While the telescopic hands do not technically constitute a horological complication—they tell the time alone—they do present Parmigiani watchmakers with a similarly significant challenge. When you consider that a typical watch hand constitutes a single part, you begin to understand what an undertaking the Ovale Pantographe Or is. Nevertheless, the watch is high-complication in the traditional sense intended by Swiss watchmakers—it boasts a power reserve of eight days.
“The hands alone in the Parmigiani Ovale Pantographe take approximately four days to assemble,” says Michel Parmigiani. “There are 32 components to each hand, so it is quite a journey.”
The mechanism beneath the dial that actuates the extension and retraction of the telescopic hands consists of two pawls in a cam—essentially the same mechanism that intrigued Parmigiani during the Vardon and Stedman restoration.

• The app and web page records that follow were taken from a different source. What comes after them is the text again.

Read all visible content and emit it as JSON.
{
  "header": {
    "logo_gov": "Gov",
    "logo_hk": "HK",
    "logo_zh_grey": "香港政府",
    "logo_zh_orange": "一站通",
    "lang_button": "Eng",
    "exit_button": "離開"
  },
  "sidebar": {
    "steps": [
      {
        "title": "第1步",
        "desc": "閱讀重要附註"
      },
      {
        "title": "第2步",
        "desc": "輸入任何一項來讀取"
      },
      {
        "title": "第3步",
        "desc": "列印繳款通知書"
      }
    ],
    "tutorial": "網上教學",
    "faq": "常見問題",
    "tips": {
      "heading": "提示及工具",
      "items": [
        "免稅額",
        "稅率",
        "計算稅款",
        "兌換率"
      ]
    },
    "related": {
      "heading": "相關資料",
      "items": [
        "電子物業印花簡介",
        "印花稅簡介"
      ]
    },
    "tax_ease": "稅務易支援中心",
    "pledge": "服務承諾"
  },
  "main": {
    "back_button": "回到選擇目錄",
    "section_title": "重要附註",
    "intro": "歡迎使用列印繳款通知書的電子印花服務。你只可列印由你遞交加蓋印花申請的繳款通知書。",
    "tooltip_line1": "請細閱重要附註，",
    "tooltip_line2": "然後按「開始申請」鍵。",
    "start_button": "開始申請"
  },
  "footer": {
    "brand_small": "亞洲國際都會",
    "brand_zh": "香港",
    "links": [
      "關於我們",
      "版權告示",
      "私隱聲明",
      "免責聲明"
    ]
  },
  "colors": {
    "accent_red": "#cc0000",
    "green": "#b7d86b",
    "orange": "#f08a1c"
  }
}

The challenge for Michel Parmigiani lay in taking his inspiration, found in a pocket watch and worn in a static position, and making it suitably durable for wear on the wrist. He had to find the right compromise between the weight of the mechanism’s components, the system’s balance, and the reliability of the watch’s timekeeping.
After an exhaustive search for the right material from which to craft the hands, Parmigiani decided on an alloy from the auto industry that consisted of aluminum with a magnesium base. This alloy was the only metal that would bend in all the necessary ways.

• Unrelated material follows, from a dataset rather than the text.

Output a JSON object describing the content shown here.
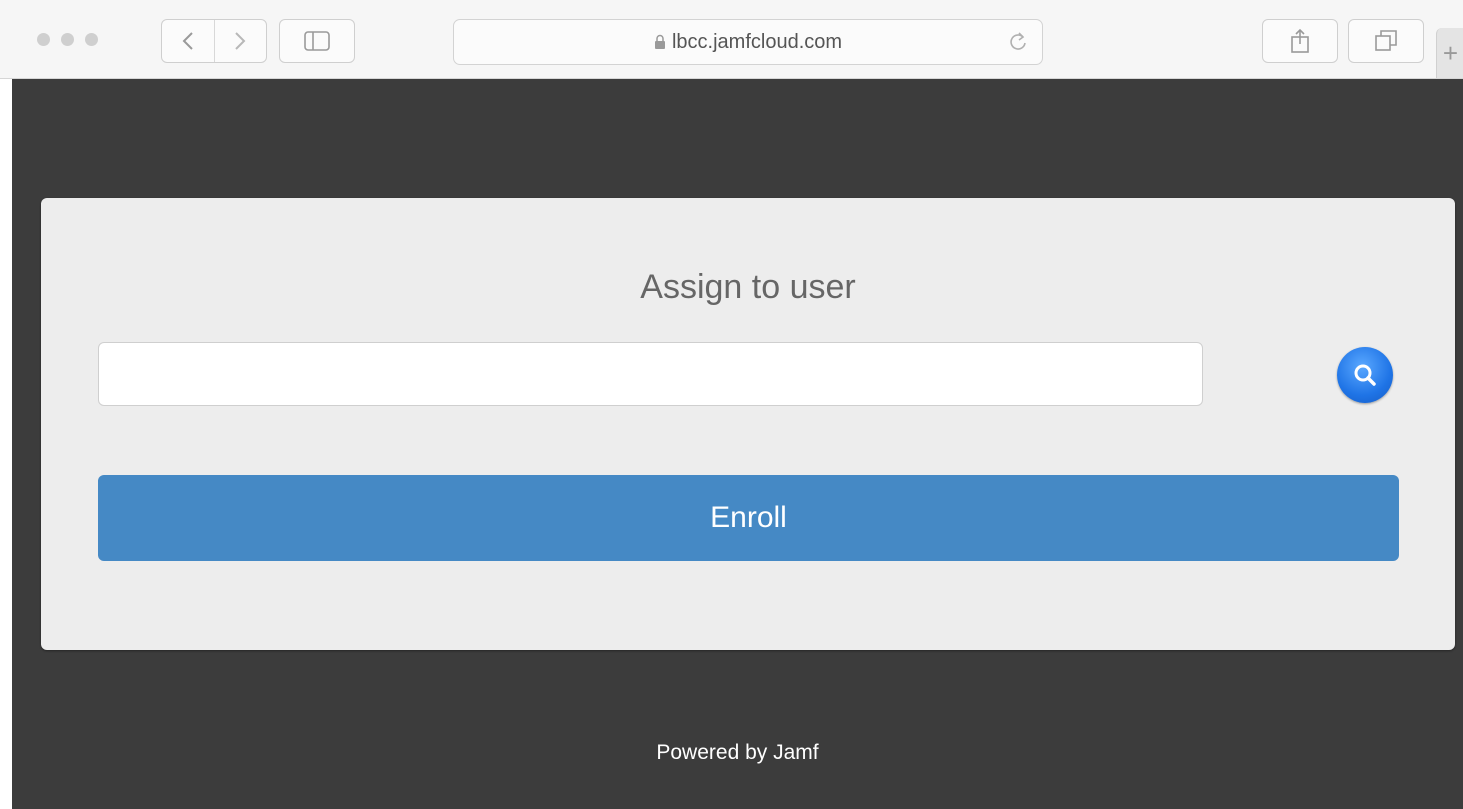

Powering the watch itself is a movement made not of brass, or even the more common German silver. Instead, the movement is made of 18-karat gold, a metal known not just for its high price and warm luster, but also for its relative ductility. While technically softer than brass, gold movement components are actually more difficult to machine using modern CNC devices. They’re also nearly impossible to finish with conventional watchmaking tools. The metal wants to stick to the business end of many of the traditional instruments of watchmakers. Parmigiani responded to this challenge by developing a new finishing process specific to its gold movements, which are rare but not entirely new to the range. (The Parmigiani Tonda Chronographe Anniversaire from last year, launched to celebrate the company’s 20th birthday, used this same process.)

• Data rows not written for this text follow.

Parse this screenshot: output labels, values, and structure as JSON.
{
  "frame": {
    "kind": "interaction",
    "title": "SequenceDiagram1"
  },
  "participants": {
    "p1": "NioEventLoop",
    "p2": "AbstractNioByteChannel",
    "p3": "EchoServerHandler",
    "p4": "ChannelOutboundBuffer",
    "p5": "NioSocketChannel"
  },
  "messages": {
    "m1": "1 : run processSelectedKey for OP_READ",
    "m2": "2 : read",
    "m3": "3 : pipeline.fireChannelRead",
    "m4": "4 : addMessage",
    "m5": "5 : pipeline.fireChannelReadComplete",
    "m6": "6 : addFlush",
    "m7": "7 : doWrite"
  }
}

On the dial side, the Ovale Pantographe Or has a sophisticated “barley corn” pattern that’s been fitted with applied indices. These raised markers, which replace the transfer-printed ones of the first-iteration Pantographe, represent a triumph over a technical stumbling block. Initially, raised numerals were always part of the watch’s plan. But during the prototype stage, Parmigiani found that the hands caught on the markers, hampering precision. After years of work on the problem, Parmigiani can now estimate the displacement of the telescopic hands during shocks. The fact that the company makes its own hands is already a distinction that puts it in rare company. That it would take on such a complex project as the Ovale Pantographe’s hands in-house is a telling statement about the values of the manufacture.
And though Parmigiani crafts at least 95 percent of its components within its own facilities, some things, like leather straps, are best left to outside experts. For these, Parmigiani calls on the master of all things tanned and stitched, Hermès, as one of its few outside suppliers. It’s a friendly partnership that goes both ways: the Paris house purchased a minority stake in Parmigiani’s Vaucher factory, whence its own high-end watch movements come.